I went to New Orleans this weekend to see my brother undergoing the Rite of Christian Initiation of Adults (i.e., an adult convert baptism into the Catholic Church).
(Background: I converted to the LDS Church at age 16; my parents are nonpracticing Catholics who did not baptize their children in infancy.) His baptism and First Communion were part of an Easter Vigil, held the night before Easter. While my perception of the event was skewed by a burning fear that my two-year-old would explode before the service ended (two hours and seventeen minutes later!), I was impressed by the service in many ways. I have, in my childhood, been to Catholic services on many occasions, and a handful of family Masses in recent years (grandparents’ 50th, etc.). This one, a High Mass and Easter Vigil, had more to it.
We entered a dark chapel (Do they call it that?
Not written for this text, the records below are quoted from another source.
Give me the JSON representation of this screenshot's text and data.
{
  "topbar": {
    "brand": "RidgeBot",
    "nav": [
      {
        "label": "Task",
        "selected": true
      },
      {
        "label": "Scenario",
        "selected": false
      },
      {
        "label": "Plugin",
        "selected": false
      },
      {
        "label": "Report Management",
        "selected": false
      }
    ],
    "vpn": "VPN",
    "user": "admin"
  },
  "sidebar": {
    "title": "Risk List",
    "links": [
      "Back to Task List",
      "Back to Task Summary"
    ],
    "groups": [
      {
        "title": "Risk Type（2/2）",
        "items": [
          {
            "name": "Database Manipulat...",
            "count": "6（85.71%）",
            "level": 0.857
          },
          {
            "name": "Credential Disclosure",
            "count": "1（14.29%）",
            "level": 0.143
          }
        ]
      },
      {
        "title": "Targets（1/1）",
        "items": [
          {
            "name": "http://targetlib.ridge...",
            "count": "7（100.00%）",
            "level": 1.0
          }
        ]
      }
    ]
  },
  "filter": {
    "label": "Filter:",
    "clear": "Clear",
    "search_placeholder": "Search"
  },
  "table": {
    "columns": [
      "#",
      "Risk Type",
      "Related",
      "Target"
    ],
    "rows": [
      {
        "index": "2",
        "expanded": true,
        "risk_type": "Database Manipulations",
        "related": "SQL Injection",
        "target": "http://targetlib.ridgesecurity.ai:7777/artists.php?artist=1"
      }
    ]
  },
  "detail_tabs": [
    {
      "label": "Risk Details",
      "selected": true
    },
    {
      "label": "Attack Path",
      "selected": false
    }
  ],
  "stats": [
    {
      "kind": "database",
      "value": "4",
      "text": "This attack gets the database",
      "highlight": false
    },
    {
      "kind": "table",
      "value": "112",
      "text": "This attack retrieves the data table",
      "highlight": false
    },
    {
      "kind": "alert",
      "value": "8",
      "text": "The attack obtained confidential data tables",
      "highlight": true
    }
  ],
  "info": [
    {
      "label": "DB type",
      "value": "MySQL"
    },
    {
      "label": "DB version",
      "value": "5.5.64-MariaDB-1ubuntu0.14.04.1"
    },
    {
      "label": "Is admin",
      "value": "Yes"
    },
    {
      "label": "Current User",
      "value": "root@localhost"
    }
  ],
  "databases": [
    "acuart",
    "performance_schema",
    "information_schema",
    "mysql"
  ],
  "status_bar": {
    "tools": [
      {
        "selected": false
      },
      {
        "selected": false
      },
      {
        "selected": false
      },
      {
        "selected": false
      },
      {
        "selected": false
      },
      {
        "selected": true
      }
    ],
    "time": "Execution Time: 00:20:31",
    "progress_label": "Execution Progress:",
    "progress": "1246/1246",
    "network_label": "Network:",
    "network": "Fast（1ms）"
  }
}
Or is it a sanctuary?). Because it was still light outside, the stained glass windows were gorgeous. I helped my five-year-old identify the stories about Jesus represented in the glass.
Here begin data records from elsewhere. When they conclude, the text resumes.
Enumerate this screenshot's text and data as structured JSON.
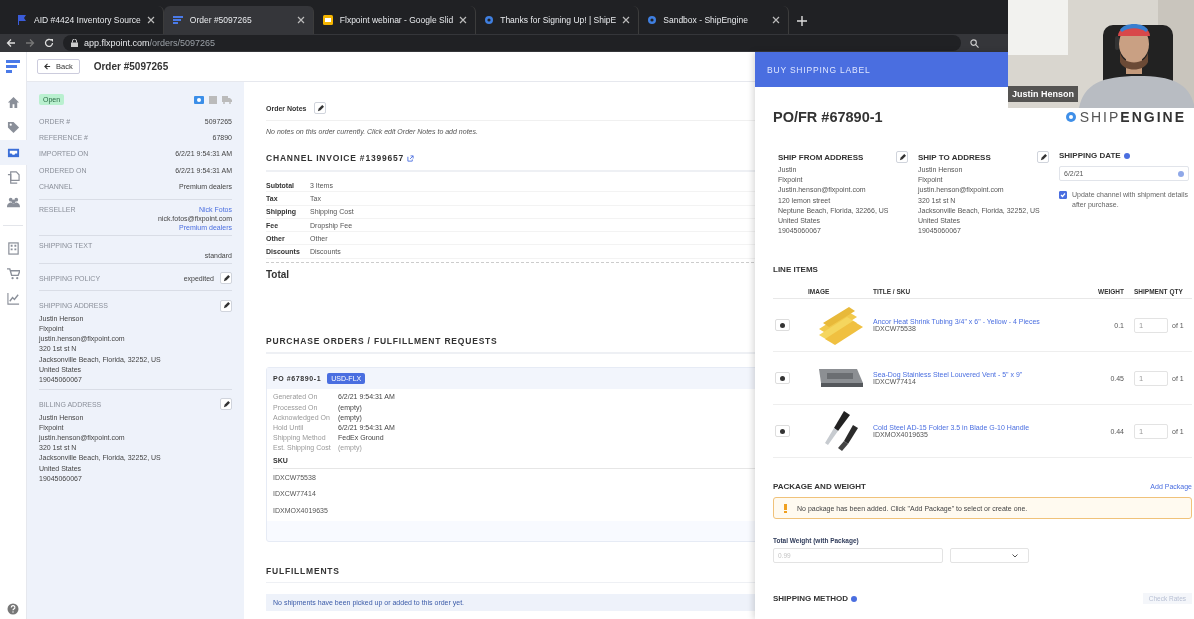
{
  "browser": {
    "tabs": [
      {
        "title": "AID #4424 Inventory Source",
        "kind": "flag",
        "selected": false
      },
      {
        "title": "Order #5097265",
        "kind": "flx",
        "selected": true
      },
      {
        "title": "Flxpoint webinar - Google Slid",
        "kind": "slides",
        "selected": false
      },
      {
        "title": "Thanks for Signing Up! | ShipE",
        "kind": "gear",
        "selected": false
      },
      {
        "title": "Sandbox - ShipEngine",
        "kind": "gear",
        "selected": false
      }
    ],
    "url_host": "app.flxpoint.com",
    "url_path": "/orders/5097265"
  },
  "rail": {
    "groups": [
      [
        {
          "kind": "home",
          "selected": false
        },
        {
          "kind": "tag",
          "selected": false
        },
        {
          "kind": "inbox",
          "selected": true
        },
        {
          "kind": "copy",
          "selected": false
        },
        {
          "kind": "users",
          "selected": false
        }
      ],
      [
        {
          "kind": "building",
          "selected": false
        },
        {
          "kind": "cart",
          "selected": false
        },
        {
          "kind": "chart",
          "selected": false
        }
      ]
    ]
  },
  "header": {
    "back": "Back",
    "title": "Order #5097265"
  },
  "details": {
    "status": "Open",
    "fields": [
      {
        "label": "ORDER #",
        "value": "5097265"
      },
      {
        "label": "REFERENCE #",
        "value": "67890"
      },
      {
        "label": "IMPORTED ON",
        "value": "6/2/21 9:54:31 AM"
      },
      {
        "label": "ORDERED ON",
        "value": "6/2/21 9:54:31 AM"
      },
      {
        "label": "CHANNEL",
        "value": "Premium dealers"
      }
    ],
    "reseller": {
      "label": "RESELLER",
      "name": "Nick Fotos",
      "email": "nick.fotos@flxpoint.com",
      "group": "Premium dealers"
    },
    "shipping_text": {
      "label": "SHIPPING TEXT",
      "value": "standard"
    },
    "shipping_policy": {
      "label": "SHIPPING POLICY",
      "value": "expedited"
    },
    "addresses": [
      {
        "label": "SHIPPING ADDRESS",
        "lines": [
          "Justin Henson",
          "Flxpoint",
          "justin.henson@flxpoint.com",
          "320 1st st N",
          "Jacksonville Beach, Florida, 32252, US",
          "United States",
          "19045060067"
        ]
      },
      {
        "label": "BILLING ADDRESS",
        "lines": [
          "Justin Henson",
          "Flxpoint",
          "justin.henson@flxpoint.com",
          "320 1st st N",
          "Jacksonville Beach, Florida, 32252, US",
          "United States",
          "19045060067"
        ]
      }
    ]
  },
  "main": {
    "order_notes": {
      "label": "Order Notes",
      "empty_text": "No notes on this order currently. Click edit Order Notes to add notes."
    },
    "invoice": {
      "title": "CHANNEL INVOICE #1399657",
      "rows": [
        {
          "label": "Subtotal",
          "value": "3 Items"
        },
        {
          "label": "Tax",
          "value": "Tax"
        },
        {
          "label": "Shipping",
          "value": "Shipping Cost"
        },
        {
          "label": "Fee",
          "value": "Dropship Fee"
        },
        {
          "label": "Other",
          "value": "Other"
        },
        {
          "label": "Discounts",
          "value": "Discounts"
        }
      ],
      "total_label": "Total"
    },
    "purchase_orders": {
      "title": "PURCHASE ORDERS / FULFILLMENT REQUESTS",
      "po": {
        "number": "PO #67890-1",
        "badge": "USD-FLX",
        "fields": [
          {
            "label": "Generated On",
            "value": "6/2/21 9:54:31 AM",
            "muted": false
          },
          {
            "label": "Processed On",
            "value": "(empty)",
            "muted": false
          },
          {
            "label": "Acknowledged On",
            "value": "(empty)",
            "muted": false
          },
          {
            "label": "Hold Until",
            "value": "6/2/21 9:54:31 AM",
            "muted": false
          },
          {
            "label": "Shipping Method",
            "value": "FedEx Ground",
            "muted": false
          },
          {
            "label": "Est. Shipping Cost",
            "value": "(empty)",
            "muted": true
          }
        ],
        "sku_header": "SKU",
        "skus": [
          "IDXCW75538",
          "IDXCW77414",
          "IDXMOX4019635"
        ]
      }
    },
    "fulfillments": {
      "title": "FULFILLMENTS",
      "empty_text": "No shipments have been picked up or added to this order yet."
    }
  },
  "drawer": {
    "title": "BUY SHIPPING LABEL",
    "po_title": "PO/FR #67890-1",
    "logo_a": "SHIP",
    "logo_b": "ENGINE",
    "ship_from": {
      "title": "SHIP FROM ADDRESS",
      "lines": [
        "Justin",
        "Flxpoint",
        "Justin.henson@flxpoint.com",
        "120 lemon street",
        "Neptune Beach, Florida, 32266, US",
        "United States",
        "19045060067"
      ]
    },
    "ship_to": {
      "title": "SHIP TO ADDRESS",
      "lines": [
        "Justin Henson",
        "Flxpoint",
        "justin.henson@flxpoint.com",
        "320 1st st N",
        "Jacksonville Beach, Florida, 32252, US",
        "United States",
        "19045060067"
      ]
    },
    "shipping_date": {
      "title": "SHIPPING DATE",
      "value": "6/2/21"
    },
    "update_channel": {
      "label": "Update channel with shipment details after purchase.",
      "checked": true
    },
    "line_items": {
      "title": "LINE ITEMS",
      "columns": [
        "IMAGE",
        "TITLE / SKU",
        "WEIGHT",
        "SHIPMENT QTY"
      ],
      "rows": [
        {
          "title": "Ancor Heat Shrink Tubing 3/4\" x 6\" - Yellow - 4 Pieces",
          "sku": "IDXCW75538",
          "weight": "0.1",
          "qty_placeholder": "1",
          "of": "of 1"
        },
        {
          "title": "Sea-Dog Stainless Steel Louvered Vent - 5\" x 9\"",
          "sku": "IDXCW77414",
          "weight": "0.45",
          "qty_placeholder": "1",
          "of": "of 1"
        },
        {
          "title": "Cold Steel AD-15 Folder 3.5 in Blade G-10 Handle",
          "sku": "IDXMOX4019635",
          "weight": "0.44",
          "qty_placeholder": "1",
          "of": "of 1"
        }
      ]
    },
    "package": {
      "title": "PACKAGE AND WEIGHT",
      "add_link": "Add Package",
      "warning": "No package has been added. Click \"Add Package\" to select or create one.",
      "weight_label": "Total Weight (with Package)",
      "weight_placeholder": "0.99"
    },
    "shipping_method": {
      "title": "SHIPPING METHOD",
      "check_rates": "Check Rates"
    }
  },
  "video": {
    "caption": "Justin Henson"
  }
}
I told my husband later that I was pretty sure that our children would be begging to convert to Catholicism because they each got to hold, and then light (!), and then blow out (!!), a real candle twice during the service.
We think we have them beat in the doctrine department, but they have us nailed when it comes to music. Hymns generally bore me; Mormon pop offends me. Most of the music (cantor, congregational singing, small band with a few guitars, handbell choir, soloists, chanting in Latin) was folksy in character and I loved it. I genuinely felt that the Spirit was present because of the music. The service ended with a gospel-style song which didn’t do anything for me, but my kids loved clapping. What’s the history here? Is LDS music so lame because we don’t allow innovation? And, if so, is that a reasonable price to pay to keep LDS soft pop out of sacrament meeting? Do the saints in Ghana really sing our dirges, or do they innovate when no one is looking? Is that good or bad?
I was tempted, so many times, to silently mock the symbolism. (Incense. Ha. How silly.) But really, is any symbol inherently more ridiculous than another? I don’t know the background on the use of incense, but I would imagine that it has something to do with the idea of the Holy Spirit spreading throughout the world. Is this sillier than a golden angel perched on top of a building?
I am not sure of the title of the person who did this (not the priest, not the cantor) but a man in a suit did a dramatic but not cheesy reading of the creation story. It was delicious. I loved listening to the scriptures, by someone reading them ably and animatedly, without archaic language or commentary. Just the scriptures. I will be first in line to defend our use of the KJV, but I still loved this. And did I mention that there was no commentary? It was beautiful. It made me realize how often talks in our church consist of someone more or less saying, “What (Moses, Jesus, Paul, etc.) really meant to say was . . .”.
When it was time for the actual baptism, an altar girl carrying a cross led the candidates (each with a godmother and/or father and/or sponsor with a hand on their shoulder) in a procession that took them the longest possible way to the font. During this time, the cantor sang a song that basically consisted of the names of biblical bigshots and then saints, each pair followed by the words ‘pray for us.’ In other words, “Adam and Seth, pray for us . . . Abraham and Isaac, pray for us . . . Mary and Elizabeth, pray for us . . . Timothy and Titus, pray for us . . . Boniface and Ignatius, pray for us . . . Teresa and John, pray for us” Obviously, there is doctrine here that LDS don’t go in for, but I was touched by the idea that every person throughout history was sustaining and supporting the candidates. Once again, the music itself was beautiful.
The baptism was by immersion (except for one arm out of the water that the priest was holding; it also appeared that one of the other baptize-ee’s face did not completely go under; no one cared). Even my hard-core Catholic relatives were surprised that the baptism was by immersion. It occurs to me that they would have had no occasion to witness an adult being baptized, since everyone else in the family (and friends) would have been baptized as an infant.
I have no grand conclusions to draw, except that the next time someone makes an offhand remark in Sunday School in that condescending tone about the bankruptcy of apostate churches, I am going to smack them.